Material to process below:

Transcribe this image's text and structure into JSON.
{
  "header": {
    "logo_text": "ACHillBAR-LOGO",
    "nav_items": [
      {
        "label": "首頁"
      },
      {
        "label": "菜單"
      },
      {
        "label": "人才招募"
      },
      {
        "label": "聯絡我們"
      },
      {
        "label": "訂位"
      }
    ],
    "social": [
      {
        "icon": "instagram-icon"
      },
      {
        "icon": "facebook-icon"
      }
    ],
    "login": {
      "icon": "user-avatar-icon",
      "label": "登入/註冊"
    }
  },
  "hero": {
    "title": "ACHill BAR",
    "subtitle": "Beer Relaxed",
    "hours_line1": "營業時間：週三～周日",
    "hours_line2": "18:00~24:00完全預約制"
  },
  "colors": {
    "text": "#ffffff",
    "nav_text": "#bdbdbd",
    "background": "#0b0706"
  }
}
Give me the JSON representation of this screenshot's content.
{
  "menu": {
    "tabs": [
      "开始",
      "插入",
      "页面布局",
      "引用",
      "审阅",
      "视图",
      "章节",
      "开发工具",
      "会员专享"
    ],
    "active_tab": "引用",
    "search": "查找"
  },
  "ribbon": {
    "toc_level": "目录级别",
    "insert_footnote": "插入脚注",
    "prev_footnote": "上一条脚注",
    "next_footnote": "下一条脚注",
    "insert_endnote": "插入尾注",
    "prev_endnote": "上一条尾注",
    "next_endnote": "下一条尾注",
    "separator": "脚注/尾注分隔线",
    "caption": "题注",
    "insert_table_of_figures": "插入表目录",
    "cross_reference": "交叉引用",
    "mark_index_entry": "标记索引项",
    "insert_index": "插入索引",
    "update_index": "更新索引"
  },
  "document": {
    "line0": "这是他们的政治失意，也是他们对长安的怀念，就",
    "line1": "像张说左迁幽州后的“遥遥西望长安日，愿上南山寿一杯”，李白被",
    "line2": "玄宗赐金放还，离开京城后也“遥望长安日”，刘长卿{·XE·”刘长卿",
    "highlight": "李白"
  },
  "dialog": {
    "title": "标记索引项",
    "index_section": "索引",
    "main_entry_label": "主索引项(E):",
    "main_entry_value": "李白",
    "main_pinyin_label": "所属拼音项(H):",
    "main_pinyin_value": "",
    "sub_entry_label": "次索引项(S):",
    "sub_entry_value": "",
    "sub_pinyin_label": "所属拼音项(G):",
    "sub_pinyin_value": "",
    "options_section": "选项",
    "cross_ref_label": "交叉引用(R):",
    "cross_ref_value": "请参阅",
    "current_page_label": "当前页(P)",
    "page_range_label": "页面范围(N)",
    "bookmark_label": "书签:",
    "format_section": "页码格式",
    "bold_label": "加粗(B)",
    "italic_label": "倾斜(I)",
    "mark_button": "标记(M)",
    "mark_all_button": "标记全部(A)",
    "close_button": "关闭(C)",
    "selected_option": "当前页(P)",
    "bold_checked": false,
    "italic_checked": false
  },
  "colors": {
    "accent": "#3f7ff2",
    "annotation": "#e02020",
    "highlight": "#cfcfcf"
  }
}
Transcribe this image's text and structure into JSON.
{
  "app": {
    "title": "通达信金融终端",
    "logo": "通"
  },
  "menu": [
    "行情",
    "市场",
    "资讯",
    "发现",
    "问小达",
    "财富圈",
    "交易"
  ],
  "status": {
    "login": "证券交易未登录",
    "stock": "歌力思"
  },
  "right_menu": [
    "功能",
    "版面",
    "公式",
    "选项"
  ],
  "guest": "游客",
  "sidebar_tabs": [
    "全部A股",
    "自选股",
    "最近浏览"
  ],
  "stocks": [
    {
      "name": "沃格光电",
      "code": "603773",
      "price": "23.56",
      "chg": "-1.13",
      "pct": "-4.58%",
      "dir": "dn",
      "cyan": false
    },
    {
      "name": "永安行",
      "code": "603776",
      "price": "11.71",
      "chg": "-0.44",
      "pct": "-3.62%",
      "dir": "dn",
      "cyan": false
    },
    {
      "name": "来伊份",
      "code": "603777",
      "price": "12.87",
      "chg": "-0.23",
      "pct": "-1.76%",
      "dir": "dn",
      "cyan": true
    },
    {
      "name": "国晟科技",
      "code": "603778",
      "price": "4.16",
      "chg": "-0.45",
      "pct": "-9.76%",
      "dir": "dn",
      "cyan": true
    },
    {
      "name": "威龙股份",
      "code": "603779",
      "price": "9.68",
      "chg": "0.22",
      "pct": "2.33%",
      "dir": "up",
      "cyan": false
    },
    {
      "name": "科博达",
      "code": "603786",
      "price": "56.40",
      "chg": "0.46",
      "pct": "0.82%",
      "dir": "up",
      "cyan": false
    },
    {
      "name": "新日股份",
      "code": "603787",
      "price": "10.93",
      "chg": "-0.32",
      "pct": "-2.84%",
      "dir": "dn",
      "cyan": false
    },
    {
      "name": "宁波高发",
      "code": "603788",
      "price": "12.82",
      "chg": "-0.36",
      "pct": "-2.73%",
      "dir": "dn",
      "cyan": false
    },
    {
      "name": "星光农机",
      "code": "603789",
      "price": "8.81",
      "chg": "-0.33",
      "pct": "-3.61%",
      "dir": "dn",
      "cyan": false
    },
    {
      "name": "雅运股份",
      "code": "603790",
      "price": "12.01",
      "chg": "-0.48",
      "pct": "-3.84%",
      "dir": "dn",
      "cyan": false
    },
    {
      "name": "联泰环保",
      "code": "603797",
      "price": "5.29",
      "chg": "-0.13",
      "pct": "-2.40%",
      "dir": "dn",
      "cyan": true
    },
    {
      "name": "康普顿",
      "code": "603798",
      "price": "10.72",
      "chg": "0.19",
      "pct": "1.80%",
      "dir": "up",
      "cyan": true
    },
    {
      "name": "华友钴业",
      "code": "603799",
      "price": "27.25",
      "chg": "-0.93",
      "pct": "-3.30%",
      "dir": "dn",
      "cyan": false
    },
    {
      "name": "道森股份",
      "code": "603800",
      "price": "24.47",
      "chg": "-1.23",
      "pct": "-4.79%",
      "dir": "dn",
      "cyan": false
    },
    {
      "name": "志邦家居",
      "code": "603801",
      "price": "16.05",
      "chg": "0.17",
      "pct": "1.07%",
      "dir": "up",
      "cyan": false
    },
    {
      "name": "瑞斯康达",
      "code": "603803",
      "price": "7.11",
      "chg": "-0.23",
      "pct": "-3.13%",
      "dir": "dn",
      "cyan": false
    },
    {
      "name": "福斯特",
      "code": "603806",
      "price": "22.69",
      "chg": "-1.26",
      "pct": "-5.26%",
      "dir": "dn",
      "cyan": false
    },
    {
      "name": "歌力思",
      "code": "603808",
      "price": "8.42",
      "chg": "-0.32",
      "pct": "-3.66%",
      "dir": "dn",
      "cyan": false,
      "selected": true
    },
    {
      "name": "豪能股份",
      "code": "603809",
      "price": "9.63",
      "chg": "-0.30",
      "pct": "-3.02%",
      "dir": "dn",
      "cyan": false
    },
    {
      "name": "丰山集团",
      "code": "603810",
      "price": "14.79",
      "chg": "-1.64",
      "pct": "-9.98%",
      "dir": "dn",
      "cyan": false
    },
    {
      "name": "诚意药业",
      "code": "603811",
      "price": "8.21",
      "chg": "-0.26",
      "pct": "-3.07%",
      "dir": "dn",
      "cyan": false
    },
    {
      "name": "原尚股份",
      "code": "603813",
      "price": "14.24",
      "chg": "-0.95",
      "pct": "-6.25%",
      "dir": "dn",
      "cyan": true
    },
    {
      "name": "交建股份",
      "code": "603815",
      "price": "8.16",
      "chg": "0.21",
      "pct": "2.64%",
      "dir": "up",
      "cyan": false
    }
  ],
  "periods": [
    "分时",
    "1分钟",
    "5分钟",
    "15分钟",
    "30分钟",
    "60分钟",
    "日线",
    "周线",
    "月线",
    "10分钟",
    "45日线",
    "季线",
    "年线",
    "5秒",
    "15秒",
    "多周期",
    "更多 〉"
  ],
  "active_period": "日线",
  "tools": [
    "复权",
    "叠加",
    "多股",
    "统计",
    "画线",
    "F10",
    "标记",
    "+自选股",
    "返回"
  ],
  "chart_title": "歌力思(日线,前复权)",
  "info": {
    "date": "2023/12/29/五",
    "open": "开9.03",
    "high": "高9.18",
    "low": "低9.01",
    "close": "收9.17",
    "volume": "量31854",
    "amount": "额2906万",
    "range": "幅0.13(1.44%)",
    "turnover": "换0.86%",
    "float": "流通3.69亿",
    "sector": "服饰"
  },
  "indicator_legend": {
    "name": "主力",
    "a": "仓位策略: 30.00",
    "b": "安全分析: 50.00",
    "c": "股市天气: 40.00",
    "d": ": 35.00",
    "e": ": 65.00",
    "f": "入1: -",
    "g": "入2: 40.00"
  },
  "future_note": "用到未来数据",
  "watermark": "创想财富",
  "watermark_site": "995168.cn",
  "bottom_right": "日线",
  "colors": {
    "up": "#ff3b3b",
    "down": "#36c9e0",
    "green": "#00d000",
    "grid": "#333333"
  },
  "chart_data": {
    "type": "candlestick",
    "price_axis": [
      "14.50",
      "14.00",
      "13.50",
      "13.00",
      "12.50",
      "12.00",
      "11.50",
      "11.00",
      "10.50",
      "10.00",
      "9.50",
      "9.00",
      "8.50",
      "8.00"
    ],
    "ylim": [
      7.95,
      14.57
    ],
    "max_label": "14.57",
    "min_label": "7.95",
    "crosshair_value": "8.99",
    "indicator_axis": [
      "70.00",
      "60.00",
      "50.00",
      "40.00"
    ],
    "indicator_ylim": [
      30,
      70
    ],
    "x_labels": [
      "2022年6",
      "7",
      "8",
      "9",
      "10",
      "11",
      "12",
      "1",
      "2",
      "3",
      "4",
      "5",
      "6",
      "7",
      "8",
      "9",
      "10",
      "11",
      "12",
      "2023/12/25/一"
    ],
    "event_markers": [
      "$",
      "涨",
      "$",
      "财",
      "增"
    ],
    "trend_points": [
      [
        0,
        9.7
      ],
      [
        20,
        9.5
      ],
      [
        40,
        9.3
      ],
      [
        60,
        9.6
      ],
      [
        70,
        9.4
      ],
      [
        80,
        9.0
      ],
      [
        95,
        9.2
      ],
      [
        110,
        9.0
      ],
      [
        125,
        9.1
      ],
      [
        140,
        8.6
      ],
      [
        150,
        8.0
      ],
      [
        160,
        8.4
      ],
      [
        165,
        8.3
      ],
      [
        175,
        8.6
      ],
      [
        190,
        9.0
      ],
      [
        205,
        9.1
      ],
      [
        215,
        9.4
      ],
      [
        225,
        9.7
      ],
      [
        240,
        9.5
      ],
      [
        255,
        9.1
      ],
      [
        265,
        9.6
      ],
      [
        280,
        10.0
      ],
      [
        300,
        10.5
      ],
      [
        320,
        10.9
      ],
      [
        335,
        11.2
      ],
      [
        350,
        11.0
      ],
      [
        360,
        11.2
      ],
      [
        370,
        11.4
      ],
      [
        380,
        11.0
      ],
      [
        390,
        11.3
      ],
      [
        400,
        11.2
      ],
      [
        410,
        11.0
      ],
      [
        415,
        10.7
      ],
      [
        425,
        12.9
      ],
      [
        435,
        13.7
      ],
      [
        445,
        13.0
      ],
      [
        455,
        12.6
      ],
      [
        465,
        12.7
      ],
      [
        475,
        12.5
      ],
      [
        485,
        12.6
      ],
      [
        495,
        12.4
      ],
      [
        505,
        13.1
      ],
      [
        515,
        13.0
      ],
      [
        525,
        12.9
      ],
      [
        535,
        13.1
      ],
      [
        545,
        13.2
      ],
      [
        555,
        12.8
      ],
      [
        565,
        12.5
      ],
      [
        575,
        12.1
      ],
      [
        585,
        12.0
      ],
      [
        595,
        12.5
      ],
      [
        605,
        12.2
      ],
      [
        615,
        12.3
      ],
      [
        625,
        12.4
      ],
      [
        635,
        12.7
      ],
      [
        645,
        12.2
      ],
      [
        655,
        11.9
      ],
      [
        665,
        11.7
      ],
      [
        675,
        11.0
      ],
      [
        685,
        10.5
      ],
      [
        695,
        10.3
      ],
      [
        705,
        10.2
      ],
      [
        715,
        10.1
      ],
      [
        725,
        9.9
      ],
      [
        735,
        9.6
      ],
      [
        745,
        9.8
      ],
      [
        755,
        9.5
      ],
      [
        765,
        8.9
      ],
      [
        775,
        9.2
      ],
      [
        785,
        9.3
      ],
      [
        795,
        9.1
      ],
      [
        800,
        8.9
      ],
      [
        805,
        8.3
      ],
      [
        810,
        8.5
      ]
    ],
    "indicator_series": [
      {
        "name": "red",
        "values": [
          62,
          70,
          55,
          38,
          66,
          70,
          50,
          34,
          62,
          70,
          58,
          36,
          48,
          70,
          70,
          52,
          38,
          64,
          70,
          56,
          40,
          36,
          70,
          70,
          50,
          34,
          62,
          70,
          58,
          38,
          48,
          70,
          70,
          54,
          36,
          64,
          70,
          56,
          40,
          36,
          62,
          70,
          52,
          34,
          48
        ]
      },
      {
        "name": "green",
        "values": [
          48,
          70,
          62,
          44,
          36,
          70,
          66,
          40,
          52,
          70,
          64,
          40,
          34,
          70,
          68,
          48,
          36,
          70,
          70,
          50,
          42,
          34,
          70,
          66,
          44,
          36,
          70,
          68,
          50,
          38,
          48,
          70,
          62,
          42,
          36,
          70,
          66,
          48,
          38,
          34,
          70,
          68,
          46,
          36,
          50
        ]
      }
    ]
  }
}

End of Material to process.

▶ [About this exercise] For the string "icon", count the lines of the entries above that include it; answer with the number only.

▶ [Result for this task] 3